  • MethodsExperimental phase procedureThe remaining image were divided into two groups of 9 each.One group of images was randomly selected to be shown uprightThe other group of images was shown inverted.

  • Results During the experimental phase of this study, subjects selected the hi context item in 81% of all displays presented in their upright orientation.For the inverted orientation, the preference dropped to 69% [t(33) = 2.936, p = .006].

  • ResultsMean response times for detecting changes were slower for the inverted condition than the upright condition (M = 8.8 s vs. 8.0 s), but the increase was not significant.

  • Discussion and ConclusionsChanges in a scene are more easily noticed when those changes involve objects relevant to the scene's context.

    Scene inversion reduced the effects of global context on change detection.

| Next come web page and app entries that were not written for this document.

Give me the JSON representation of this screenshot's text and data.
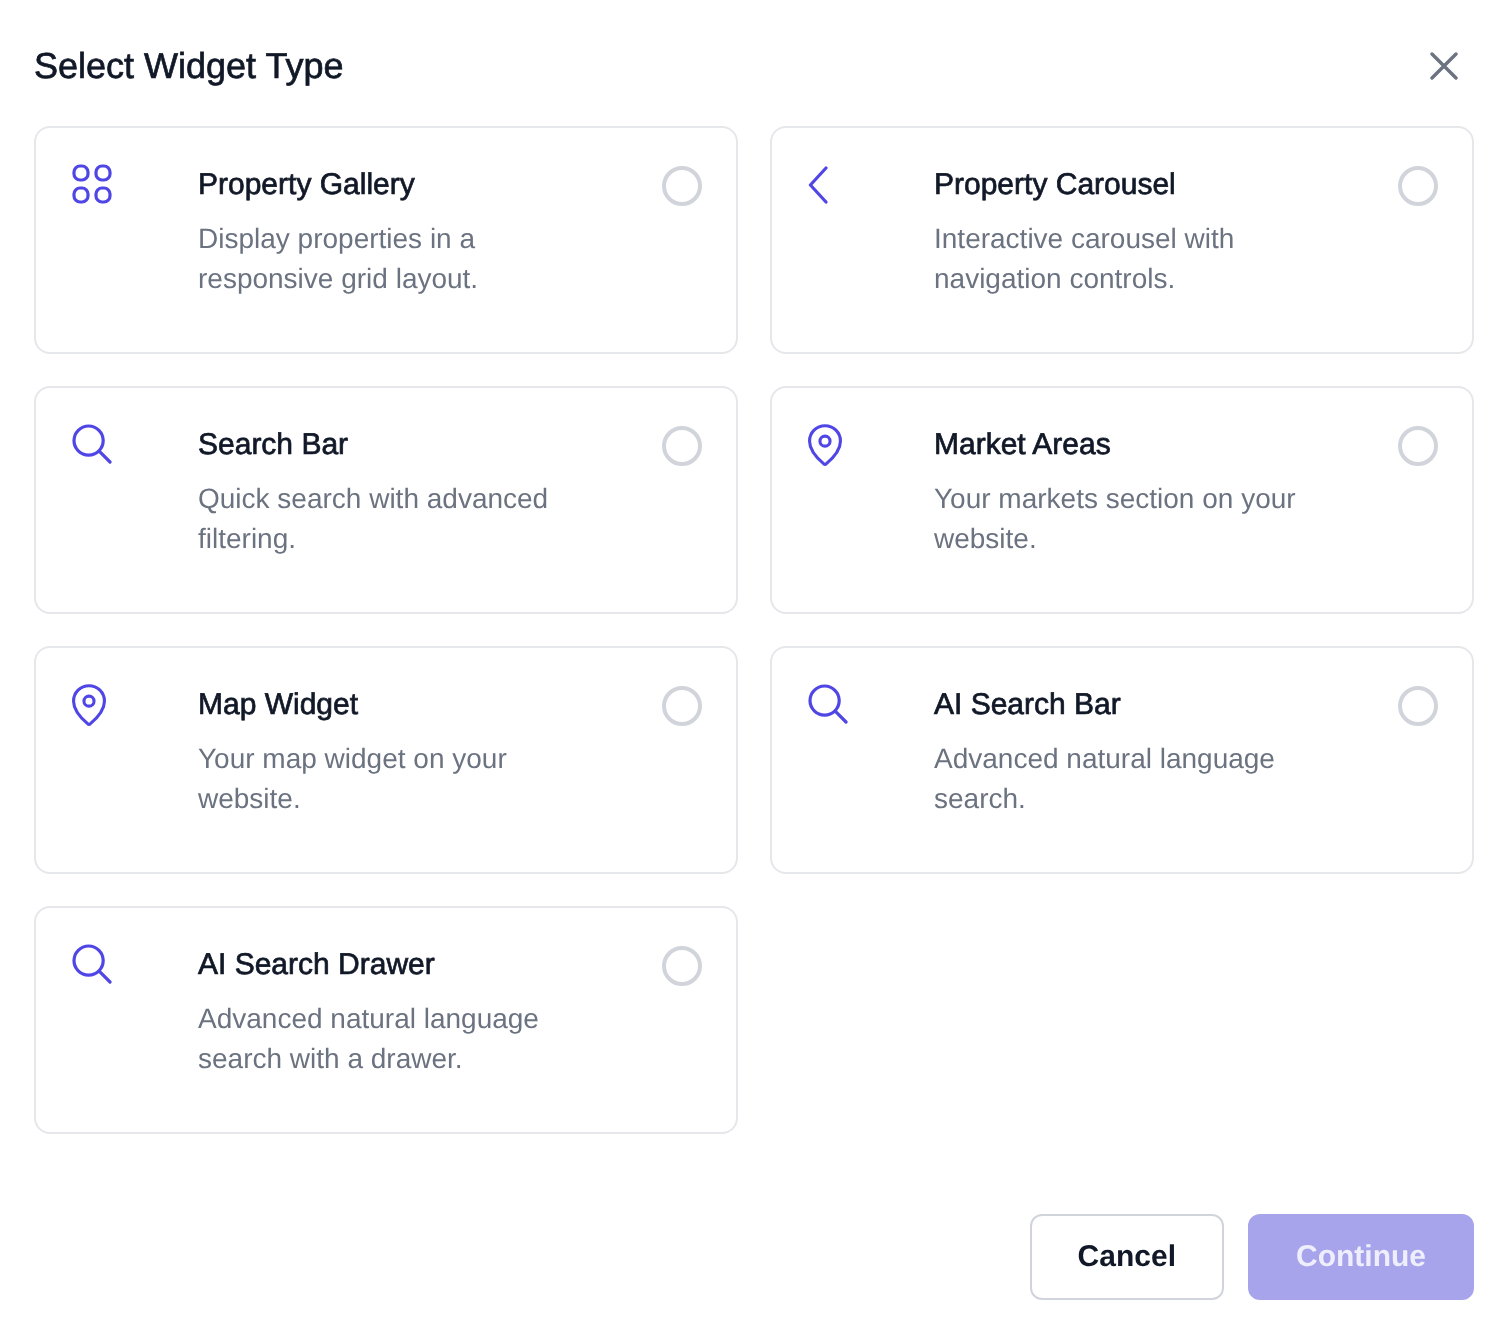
{
  "dialog": {
    "title": "Select Widget Type"
  },
  "widgets": [
    {
      "kind": "grid",
      "title": "Property Gallery",
      "description": "Display properties in a responsive grid layout.",
      "selected": false
    },
    {
      "kind": "chevron",
      "title": "Property Carousel",
      "description": "Interactive carousel with navigation controls.",
      "selected": false
    },
    {
      "kind": "search",
      "title": "Search Bar",
      "description": "Quick search with advanced filtering.",
      "selected": false
    },
    {
      "kind": "pin",
      "title": "Market Areas",
      "description": "Your markets section on your website.",
      "selected": false
    },
    {
      "kind": "pin",
      "title": "Map Widget",
      "description": "Your map widget on your website.",
      "selected": false
    },
    {
      "kind": "search",
      "title": "AI Search Bar",
      "description": "Advanced natural language search.",
      "selected": false
    },
    {
      "kind": "search",
      "title": "AI Search Drawer",
      "description": "Advanced natural language search with a drawer.",
      "selected": false
    }
  ],
  "buttons": [
    {
      "kind": "secondary",
      "label": "Cancel",
      "disabled": false
    },
    {
      "kind": "primary",
      "label": "Continue",
      "disabled": true
    }
  ]
}
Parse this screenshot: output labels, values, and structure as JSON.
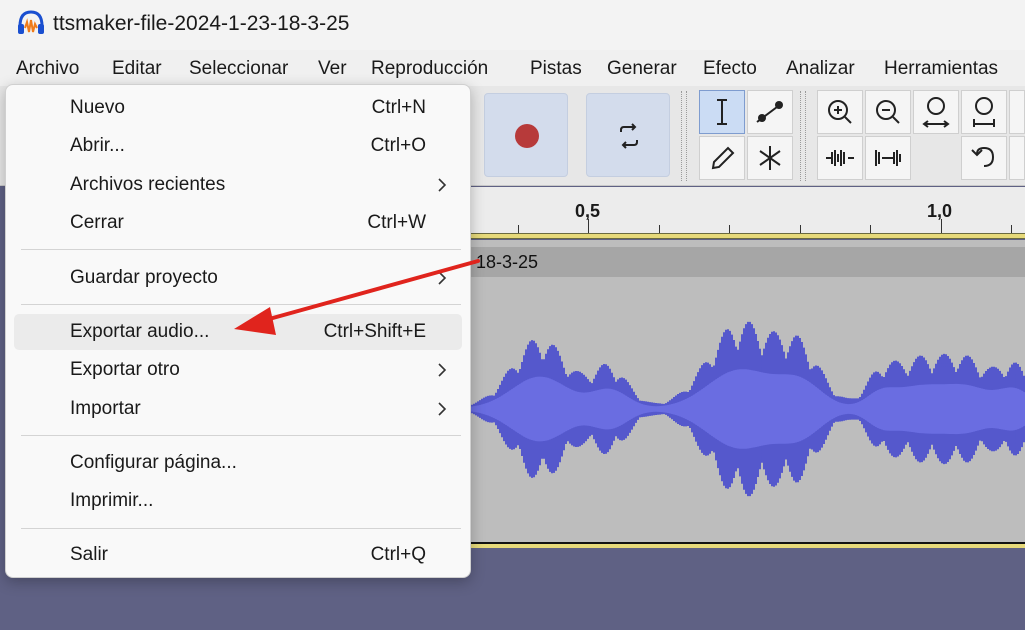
{
  "window": {
    "title": "ttsmaker-file-2024-1-23-18-3-25"
  },
  "menubar": {
    "items": [
      {
        "label": "Archivo"
      },
      {
        "label": "Editar"
      },
      {
        "label": "Seleccionar"
      },
      {
        "label": "Ver"
      },
      {
        "label": "Reproducción"
      },
      {
        "label": "Pistas"
      },
      {
        "label": "Generar"
      },
      {
        "label": "Efecto"
      },
      {
        "label": "Analizar"
      },
      {
        "label": "Herramientas"
      }
    ]
  },
  "file_menu": {
    "items": [
      {
        "label": "Nuevo",
        "shortcut": "Ctrl+N"
      },
      {
        "label": "Abrir...",
        "shortcut": "Ctrl+O"
      },
      {
        "label": "Archivos recientes",
        "shortcut": ""
      },
      {
        "label": "Cerrar",
        "shortcut": "Ctrl+W"
      },
      {
        "label": "Guardar proyecto",
        "shortcut": ""
      },
      {
        "label": "Exportar audio...",
        "shortcut": "Ctrl+Shift+E"
      },
      {
        "label": "Exportar otro",
        "shortcut": ""
      },
      {
        "label": "Importar",
        "shortcut": ""
      },
      {
        "label": "Configurar página...",
        "shortcut": ""
      },
      {
        "label": "Imprimir...",
        "shortcut": ""
      },
      {
        "label": "Salir",
        "shortcut": "Ctrl+Q"
      }
    ]
  },
  "ruler": {
    "labels": [
      "0,5",
      "1,0"
    ]
  },
  "track": {
    "name": "-18-3-25"
  },
  "colors": {
    "waveform": "#3b3fd0",
    "record": "#b73a3a",
    "annotation_arrow": "#e0241d",
    "background": "#5f6184"
  },
  "icons": [
    "audacity-logo-icon",
    "record-icon",
    "loop-icon",
    "selection-tool-icon",
    "envelope-tool-icon",
    "draw-tool-icon",
    "multi-tool-icon",
    "zoom-in-icon",
    "zoom-out-icon",
    "fit-selection-icon",
    "fit-project-icon",
    "trim-icon",
    "silence-icon",
    "undo-icon"
  ]
}
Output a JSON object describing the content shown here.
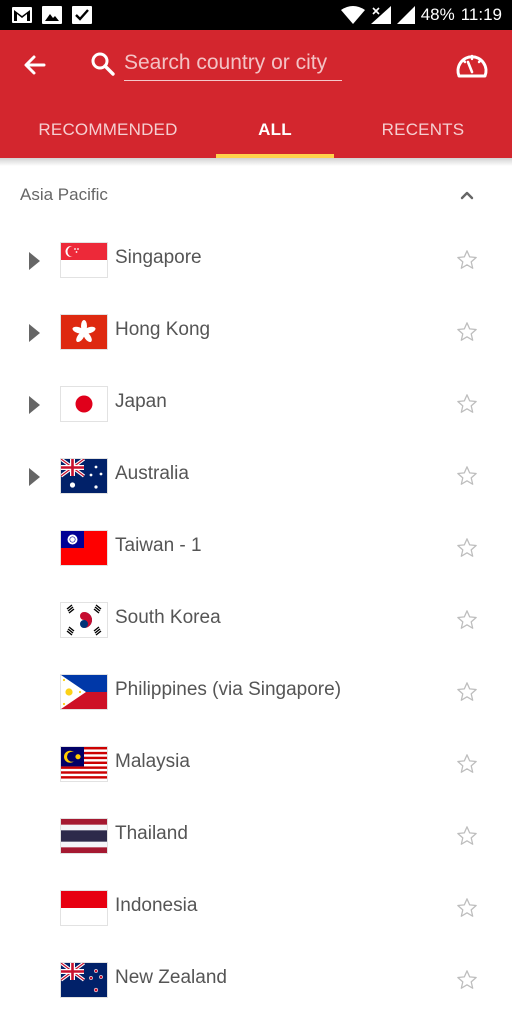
{
  "status_bar": {
    "battery": "48%",
    "time": "11:19",
    "left_icons": [
      "gmail-icon",
      "image-icon",
      "checklist-icon"
    ],
    "right_icons": [
      "wifi-icon",
      "signal-icon",
      "battery-icon"
    ]
  },
  "app_bar": {
    "back_icon": "arrow-left-icon",
    "search": {
      "placeholder": "Search country or city",
      "value": ""
    },
    "speedometer_icon": "speedometer-icon",
    "background_color": "#D3262E",
    "indicator_color": "#FFD24A"
  },
  "tabs": [
    {
      "label": "RECOMMENDED",
      "active": false
    },
    {
      "label": "ALL",
      "active": true
    },
    {
      "label": "RECENTS",
      "active": false
    }
  ],
  "section": {
    "title": "Asia Pacific",
    "expanded": true
  },
  "countries": [
    {
      "name": "Singapore",
      "flag": "sg",
      "expandable": true,
      "favorite": false
    },
    {
      "name": "Hong Kong",
      "flag": "hk",
      "expandable": true,
      "favorite": false
    },
    {
      "name": "Japan",
      "flag": "jp",
      "expandable": true,
      "favorite": false
    },
    {
      "name": "Australia",
      "flag": "au",
      "expandable": true,
      "favorite": false
    },
    {
      "name": "Taiwan - 1",
      "flag": "tw",
      "expandable": false,
      "favorite": false
    },
    {
      "name": "South Korea",
      "flag": "kr",
      "expandable": false,
      "favorite": false
    },
    {
      "name": "Philippines (via Singapore)",
      "flag": "ph",
      "expandable": false,
      "favorite": false
    },
    {
      "name": "Malaysia",
      "flag": "my",
      "expandable": false,
      "favorite": false
    },
    {
      "name": "Thailand",
      "flag": "th",
      "expandable": false,
      "favorite": false
    },
    {
      "name": "Indonesia",
      "flag": "id",
      "expandable": false,
      "favorite": false
    },
    {
      "name": "New Zealand",
      "flag": "nz",
      "expandable": false,
      "favorite": false
    }
  ]
}
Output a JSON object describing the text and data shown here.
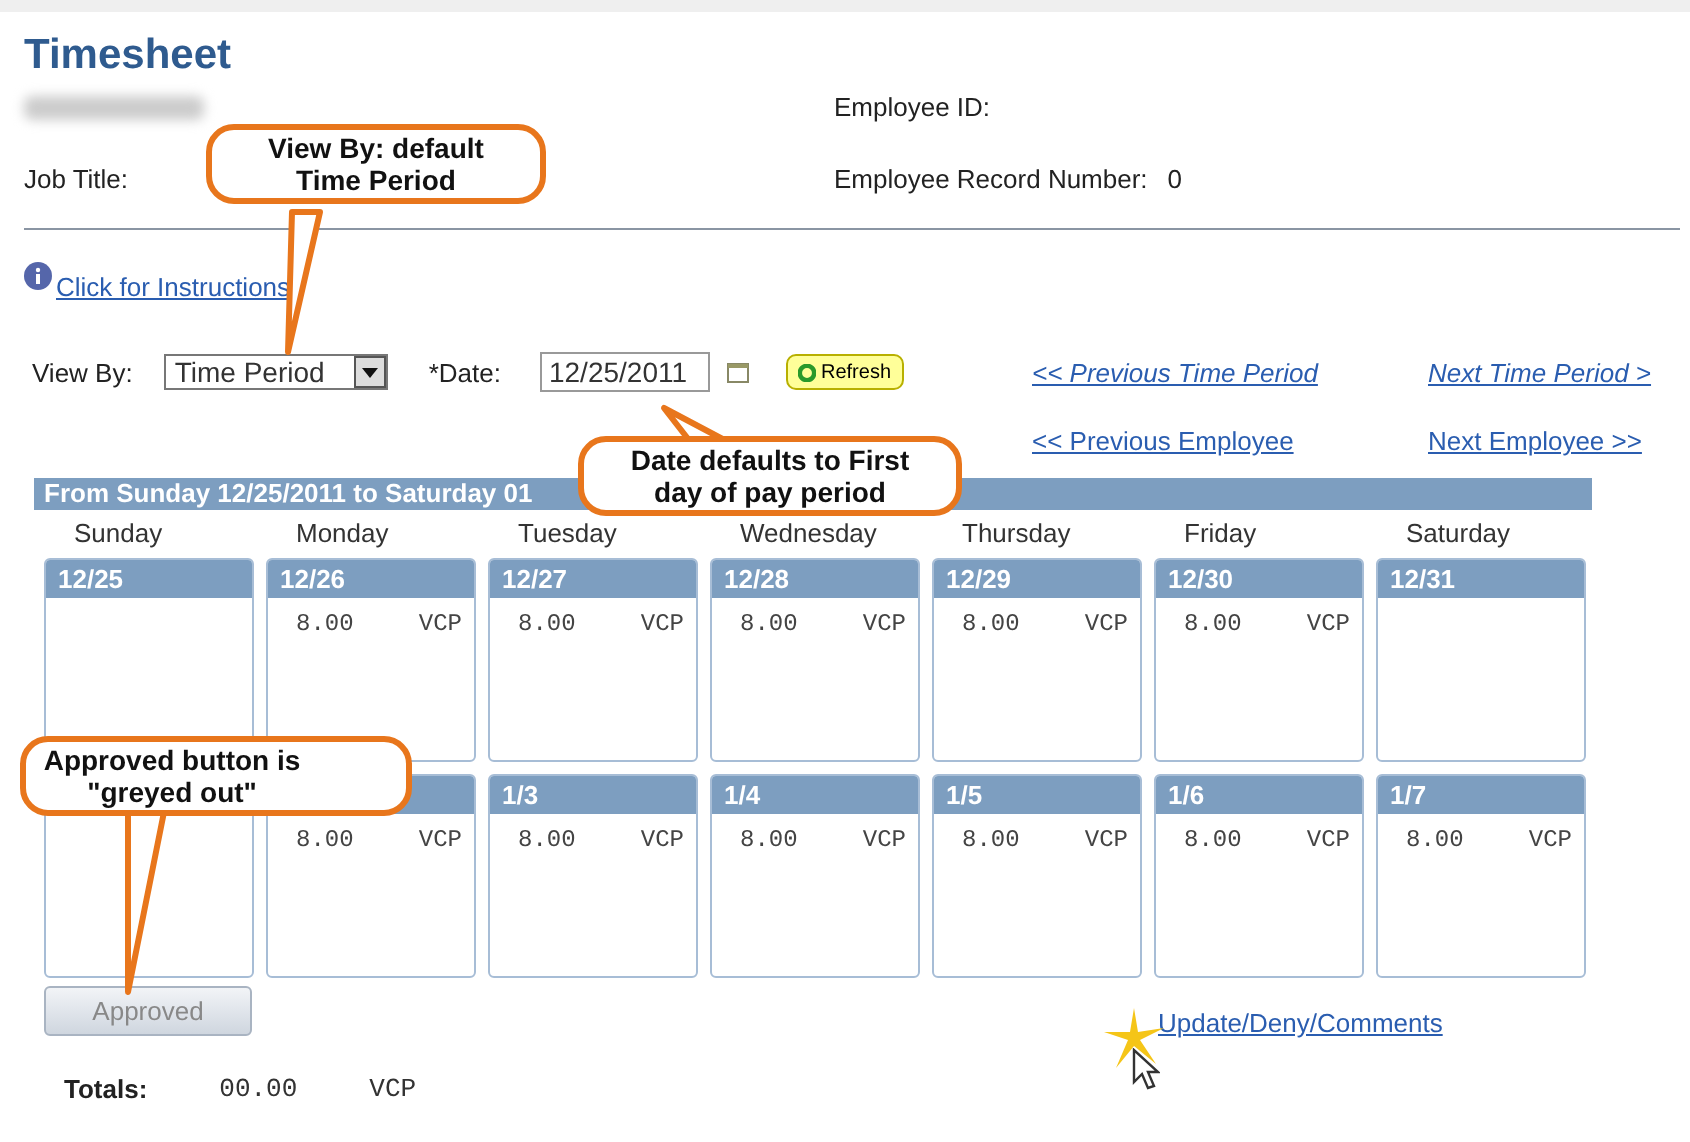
{
  "title": "Timesheet",
  "employee": {
    "job_title_label": "Job Title:",
    "id_label": "Employee ID:",
    "record_label": "Employee Record Number:",
    "record_value": "0"
  },
  "instructions_link": "Click for Instructions",
  "filters": {
    "view_by_label": "View By:",
    "view_by_value": "Time Period",
    "date_label": "*Date:",
    "date_value": "12/25/2011",
    "refresh": "Refresh"
  },
  "nav_links": [
    {
      "label": "<< Previous Time Period",
      "italic": true
    },
    {
      "label": "Next Time Period >",
      "italic": true
    },
    {
      "label": "<< Previous Employee",
      "italic": false
    },
    {
      "label": "Next Employee >>",
      "italic": false
    }
  ],
  "period_header": "From Sunday 12/25/2011 to Saturday 01",
  "day_names": [
    "Sunday",
    "Monday",
    "Tuesday",
    "Wednesday",
    "Thursday",
    "Friday",
    "Saturday"
  ],
  "weeks": [
    [
      {
        "kind": "blank",
        "date": "12/25"
      },
      {
        "kind": "entry",
        "date": "12/26",
        "hours": "8.00",
        "code": "VCP"
      },
      {
        "kind": "entry",
        "date": "12/27",
        "hours": "8.00",
        "code": "VCP"
      },
      {
        "kind": "entry",
        "date": "12/28",
        "hours": "8.00",
        "code": "VCP"
      },
      {
        "kind": "entry",
        "date": "12/29",
        "hours": "8.00",
        "code": "VCP"
      },
      {
        "kind": "entry",
        "date": "12/30",
        "hours": "8.00",
        "code": "VCP"
      },
      {
        "kind": "blank",
        "date": "12/31"
      }
    ],
    [
      {
        "kind": "blank"
      },
      {
        "kind": "entry",
        "hours": "8.00",
        "code": "VCP"
      },
      {
        "kind": "entry",
        "date": "1/3",
        "hours": "8.00",
        "code": "VCP"
      },
      {
        "kind": "entry",
        "date": "1/4",
        "hours": "8.00",
        "code": "VCP"
      },
      {
        "kind": "entry",
        "date": "1/5",
        "hours": "8.00",
        "code": "VCP"
      },
      {
        "kind": "entry",
        "date": "1/6",
        "hours": "8.00",
        "code": "VCP"
      },
      {
        "kind": "entry",
        "date": "1/7",
        "hours": "8.00",
        "code": "VCP"
      }
    ]
  ],
  "approved_button": {
    "label": "Approved",
    "disabled": true
  },
  "update_link": "Update/Deny/Comments",
  "totals": {
    "label": "Totals:",
    "hours": "00.00",
    "code": "VCP"
  },
  "callouts": [
    {
      "text": "View By: default\nTime Period"
    },
    {
      "text": "Date defaults to First\nday of pay period"
    },
    {
      "text": "Approved button is\n\"greyed out\""
    }
  ]
}
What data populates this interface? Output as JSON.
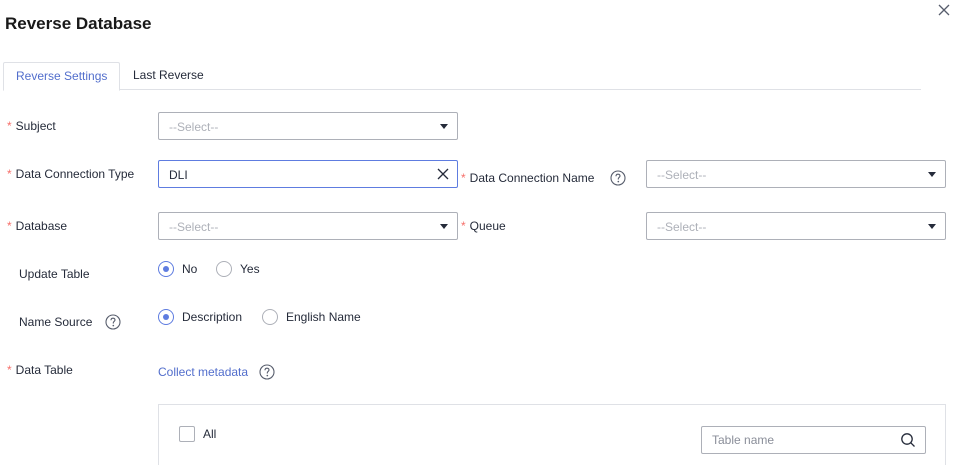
{
  "dialog": {
    "title": "Reverse Database"
  },
  "tabs": [
    {
      "label": "Reverse Settings",
      "active": true
    },
    {
      "label": "Last Reverse",
      "active": false
    }
  ],
  "form": {
    "required_mark": "*",
    "subject": {
      "label": "Subject",
      "placeholder": "--Select--"
    },
    "data_connection_type": {
      "label": "Data Connection Type",
      "value": "DLI"
    },
    "data_connection_name": {
      "label": "Data Connection Name",
      "placeholder": "--Select--"
    },
    "database": {
      "label": "Database",
      "placeholder": "--Select--"
    },
    "queue": {
      "label": "Queue",
      "placeholder": "--Select--"
    },
    "update_table": {
      "label": "Update Table",
      "options": [
        {
          "label": "No",
          "checked": true
        },
        {
          "label": "Yes",
          "checked": false
        }
      ]
    },
    "name_source": {
      "label": "Name Source",
      "options": [
        {
          "label": "Description",
          "checked": true
        },
        {
          "label": "English Name",
          "checked": false
        }
      ]
    },
    "data_table": {
      "label": "Data Table",
      "link": "Collect metadata"
    }
  },
  "table_panel": {
    "select_all_label": "All",
    "search_placeholder": "Table name"
  },
  "colors": {
    "accent": "#5e7ce0",
    "link": "#526ecc",
    "required": "#f66f6a",
    "border": "#adb0b8"
  },
  "icons": [
    "close-icon",
    "clear-icon",
    "help-icon",
    "search-icon",
    "caret-down-icon"
  ]
}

  • Discussion and ConclusionsCompare the finding with Shore and Klein:The flicker paradigm controls processing of contextual information contained in the scenes.because subjects may utilize a search strategy that focuses on exogenous detection of local visual transients. (Shore and Klein, 2000)Low-level visual transients are not present in the simultaneous paradigm, so change detection is guided by endogenous attention. the apparent presence of context effects in the flicker paradigm may have been due to potential imbalances in the relative visibility of central versus marginal changes in the stimuli set. (Rensink et al., 1997)